--- WORK INSTRUCTIONS ---
Give back the full listing that follows exactly as it reads.

--- DATA EXTRACT ---
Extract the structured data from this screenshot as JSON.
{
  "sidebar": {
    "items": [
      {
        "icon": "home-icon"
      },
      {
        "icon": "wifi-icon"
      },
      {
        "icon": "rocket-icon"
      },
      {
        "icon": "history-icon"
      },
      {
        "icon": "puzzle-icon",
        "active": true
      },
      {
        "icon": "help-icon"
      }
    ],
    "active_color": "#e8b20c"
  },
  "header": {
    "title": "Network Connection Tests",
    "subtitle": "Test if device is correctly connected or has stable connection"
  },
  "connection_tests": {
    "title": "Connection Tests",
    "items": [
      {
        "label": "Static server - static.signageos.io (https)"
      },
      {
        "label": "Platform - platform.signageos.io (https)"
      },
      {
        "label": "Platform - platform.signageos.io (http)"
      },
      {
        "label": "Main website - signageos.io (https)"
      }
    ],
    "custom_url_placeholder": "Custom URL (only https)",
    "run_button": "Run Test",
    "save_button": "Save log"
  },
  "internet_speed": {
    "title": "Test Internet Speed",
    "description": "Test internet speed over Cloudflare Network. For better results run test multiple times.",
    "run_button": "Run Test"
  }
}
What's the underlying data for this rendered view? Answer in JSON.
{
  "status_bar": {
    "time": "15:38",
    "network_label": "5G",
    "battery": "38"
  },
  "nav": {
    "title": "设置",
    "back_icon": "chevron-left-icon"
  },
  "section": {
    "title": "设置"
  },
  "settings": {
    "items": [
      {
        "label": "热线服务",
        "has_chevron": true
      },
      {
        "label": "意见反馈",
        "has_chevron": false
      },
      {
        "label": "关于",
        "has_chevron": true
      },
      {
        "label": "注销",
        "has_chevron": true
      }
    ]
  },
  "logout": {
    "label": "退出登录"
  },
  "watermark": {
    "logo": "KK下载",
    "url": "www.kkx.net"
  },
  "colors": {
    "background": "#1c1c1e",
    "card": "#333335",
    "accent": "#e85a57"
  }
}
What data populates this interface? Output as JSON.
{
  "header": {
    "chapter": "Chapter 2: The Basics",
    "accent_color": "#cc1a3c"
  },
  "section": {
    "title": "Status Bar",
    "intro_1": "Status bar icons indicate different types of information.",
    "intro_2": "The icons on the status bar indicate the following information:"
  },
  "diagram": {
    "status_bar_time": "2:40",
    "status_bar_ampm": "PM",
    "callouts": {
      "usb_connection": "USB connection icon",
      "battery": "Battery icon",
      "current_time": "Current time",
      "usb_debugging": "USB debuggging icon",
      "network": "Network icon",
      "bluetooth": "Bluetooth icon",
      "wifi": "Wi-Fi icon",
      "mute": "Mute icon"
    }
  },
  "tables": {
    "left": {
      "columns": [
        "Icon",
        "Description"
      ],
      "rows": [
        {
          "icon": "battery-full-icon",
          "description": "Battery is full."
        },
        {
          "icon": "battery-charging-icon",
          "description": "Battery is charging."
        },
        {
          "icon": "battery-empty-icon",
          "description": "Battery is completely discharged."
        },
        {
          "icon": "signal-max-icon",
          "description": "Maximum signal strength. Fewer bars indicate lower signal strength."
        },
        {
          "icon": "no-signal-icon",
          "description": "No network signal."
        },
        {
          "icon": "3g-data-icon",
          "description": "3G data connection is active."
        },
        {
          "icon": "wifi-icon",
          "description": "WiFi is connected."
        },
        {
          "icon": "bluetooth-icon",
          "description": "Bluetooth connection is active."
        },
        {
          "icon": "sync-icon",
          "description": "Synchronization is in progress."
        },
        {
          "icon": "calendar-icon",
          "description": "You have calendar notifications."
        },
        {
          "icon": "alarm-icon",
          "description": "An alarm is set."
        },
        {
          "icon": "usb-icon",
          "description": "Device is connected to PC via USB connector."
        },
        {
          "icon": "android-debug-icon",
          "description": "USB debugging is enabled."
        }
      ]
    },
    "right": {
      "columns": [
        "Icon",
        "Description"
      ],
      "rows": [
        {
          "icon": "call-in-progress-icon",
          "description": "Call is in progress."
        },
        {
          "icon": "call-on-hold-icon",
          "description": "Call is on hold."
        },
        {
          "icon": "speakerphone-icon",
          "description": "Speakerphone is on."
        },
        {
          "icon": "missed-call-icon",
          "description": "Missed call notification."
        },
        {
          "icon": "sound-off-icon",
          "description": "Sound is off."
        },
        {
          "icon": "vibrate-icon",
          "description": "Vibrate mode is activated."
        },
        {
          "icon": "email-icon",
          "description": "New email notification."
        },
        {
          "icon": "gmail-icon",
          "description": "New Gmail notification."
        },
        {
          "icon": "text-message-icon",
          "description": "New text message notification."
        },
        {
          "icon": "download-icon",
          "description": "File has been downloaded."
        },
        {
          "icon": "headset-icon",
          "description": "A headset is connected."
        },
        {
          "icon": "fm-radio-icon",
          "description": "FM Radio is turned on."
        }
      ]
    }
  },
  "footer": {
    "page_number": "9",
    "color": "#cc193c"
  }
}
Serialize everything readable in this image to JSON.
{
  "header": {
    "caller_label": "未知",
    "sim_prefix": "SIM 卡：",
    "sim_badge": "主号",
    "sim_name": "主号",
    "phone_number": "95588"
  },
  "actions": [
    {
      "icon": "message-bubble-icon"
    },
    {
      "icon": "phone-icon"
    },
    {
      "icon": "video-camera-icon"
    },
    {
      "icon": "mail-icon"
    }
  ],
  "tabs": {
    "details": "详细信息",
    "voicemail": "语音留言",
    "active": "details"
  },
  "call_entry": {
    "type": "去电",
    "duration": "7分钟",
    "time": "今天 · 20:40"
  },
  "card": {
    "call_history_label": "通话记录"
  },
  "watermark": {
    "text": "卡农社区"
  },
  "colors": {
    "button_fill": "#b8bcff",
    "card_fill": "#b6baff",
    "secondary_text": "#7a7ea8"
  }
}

--- EXERCISE OUTPUT ---
Extract the structured data from this screenshot as JSON.
{
  "sidebar": {
    "items": [
      {
        "icon": "home-icon"
      },
      {
        "icon": "wifi-icon"
      },
      {
        "icon": "rocket-icon"
      },
      {
        "icon": "history-icon"
      },
      {
        "icon": "puzzle-icon",
        "active": true
      },
      {
        "icon": "help-icon"
      }
    ],
    "active_color": "#e8b20c"
  },
  "header": {
    "title": "Network Connection Tests",
    "subtitle": "Test if device is correctly connected or has stable connection"
  },
  "connection_tests": {
    "title": "Connection Tests",
    "items": [
      {
        "label": "Static server - static.signageos.io (https)"
      },
      {
        "label": "Platform - platform.signageos.io (https)"
      },
      {
        "label": "Platform - platform.signageos.io (http)"
      },
      {
        "label": "Main website - signageos.io (https)"
      }
    ],
    "custom_url_placeholder": "Custom URL (only https)",
    "run_button": "Run Test",
    "save_button": "Save log"
  },
  "internet_speed": {
    "title": "Test Internet Speed",
    "description": "Test internet speed over Cloudflare Network. For better results run test multiple times.",
    "run_button": "Run Test"
  }
}
What's the underlying data for this rendered view? Answer in JSON.
{
  "status_bar": {
    "time": "15:38",
    "network_label": "5G",
    "battery": "38"
  },
  "nav": {
    "title": "设置",
    "back_icon": "chevron-left-icon"
  },
  "section": {
    "title": "设置"
  },
  "settings": {
    "items": [
      {
        "label": "热线服务",
        "has_chevron": true
      },
      {
        "label": "意见反馈",
        "has_chevron": false
      },
      {
        "label": "关于",
        "has_chevron": true
      },
      {
        "label": "注销",
        "has_chevron": true
      }
    ]
  },
  "logout": {
    "label": "退出登录"
  },
  "watermark": {
    "logo": "KK下载",
    "url": "www.kkx.net"
  },
  "colors": {
    "background": "#1c1c1e",
    "card": "#333335",
    "accent": "#e85a57"
  }
}
What data populates this interface? Output as JSON.
{
  "header": {
    "chapter": "Chapter 2: The Basics",
    "accent_color": "#cc1a3c"
  },
  "section": {
    "title": "Status Bar",
    "intro_1": "Status bar icons indicate different types of information.",
    "intro_2": "The icons on the status bar indicate the following information:"
  },
  "diagram": {
    "status_bar_time": "2:40",
    "status_bar_ampm": "PM",
    "callouts": {
      "usb_connection": "USB connection icon",
      "battery": "Battery icon",
      "current_time": "Current time",
      "usb_debugging": "USB debuggging icon",
      "network": "Network icon",
      "bluetooth": "Bluetooth icon",
      "wifi": "Wi-Fi icon",
      "mute": "Mute icon"
    }
  },
  "tables": {
    "left": {
      "columns": [
        "Icon",
        "Description"
      ],
      "rows": [
        {
          "icon": "battery-full-icon",
          "description": "Battery is full."
        },
        {
          "icon": "battery-charging-icon",
          "description": "Battery is charging."
        },
        {
          "icon": "battery-empty-icon",
          "description": "Battery is completely discharged."
        },
        {
          "icon": "signal-max-icon",
          "description": "Maximum signal strength. Fewer bars indicate lower signal strength."
        },
        {
          "icon": "no-signal-icon",
          "description": "No network signal."
        },
        {
          "icon": "3g-data-icon",
          "description": "3G data connection is active."
        },
        {
          "icon": "wifi-icon",
          "description": "WiFi is connected."
        },
        {
          "icon": "bluetooth-icon",
          "description": "Bluetooth connection is active."
        },
        {
          "icon": "sync-icon",
          "description": "Synchronization is in progress."
        },
        {
          "icon": "calendar-icon",
          "description": "You have calendar notifications."
        },
        {
          "icon": "alarm-icon",
          "description": "An alarm is set."
        },
        {
          "icon": "usb-icon",
          "description": "Device is connected to PC via USB connector."
        },
        {
          "icon": "android-debug-icon",
          "description": "USB debugging is enabled."
        }
      ]
    },
    "right": {
      "columns": [
        "Icon",
        "Description"
      ],
      "rows": [
        {
          "icon": "call-in-progress-icon",
          "description": "Call is in progress."
        },
        {
          "icon": "call-on-hold-icon",
          "description": "Call is on hold."
        },
        {
          "icon": "speakerphone-icon",
          "description": "Speakerphone is on."
        },
        {
          "icon": "missed-call-icon",
          "description": "Missed call notification."
        },
        {
          "icon": "sound-off-icon",
          "description": "Sound is off."
        },
        {
          "icon": "vibrate-icon",
          "description": "Vibrate mode is activated."
        },
        {
          "icon": "email-icon",
          "description": "New email notification."
        },
        {
          "icon": "gmail-icon",
          "description": "New Gmail notification."
        },
        {
          "icon": "text-message-icon",
          "description": "New text message notification."
        },
        {
          "icon": "download-icon",
          "description": "File has been downloaded."
        },
        {
          "icon": "headset-icon",
          "description": "A headset is connected."
        },
        {
          "icon": "fm-radio-icon",
          "description": "FM Radio is turned on."
        }
      ]
    }
  },
  "footer": {
    "page_number": "9",
    "color": "#cc193c"
  }
}
Serialize everything readable in this image to JSON.
{
  "header": {
    "caller_label": "未知",
    "sim_prefix": "SIM 卡：",
    "sim_badge": "主号",
    "sim_name": "主号",
    "phone_number": "95588"
  },
  "actions": [
    {
      "icon": "message-bubble-icon"
    },
    {
      "icon": "phone-icon"
    },
    {
      "icon": "video-camera-icon"
    },
    {
      "icon": "mail-icon"
    }
  ],
  "tabs": {
    "details": "详细信息",
    "voicemail": "语音留言",
    "active": "details"
  },
  "call_entry": {
    "type": "去电",
    "duration": "7分钟",
    "time": "今天 · 20:40"
  },
  "card": {
    "call_history_label": "通话记录"
  },
  "watermark": {
    "text": "卡农社区"
  },
  "colors": {
    "button_fill": "#b8bcff",
    "card_fill": "#b6baff",
    "secondary_text": "#7a7ea8"
  }
}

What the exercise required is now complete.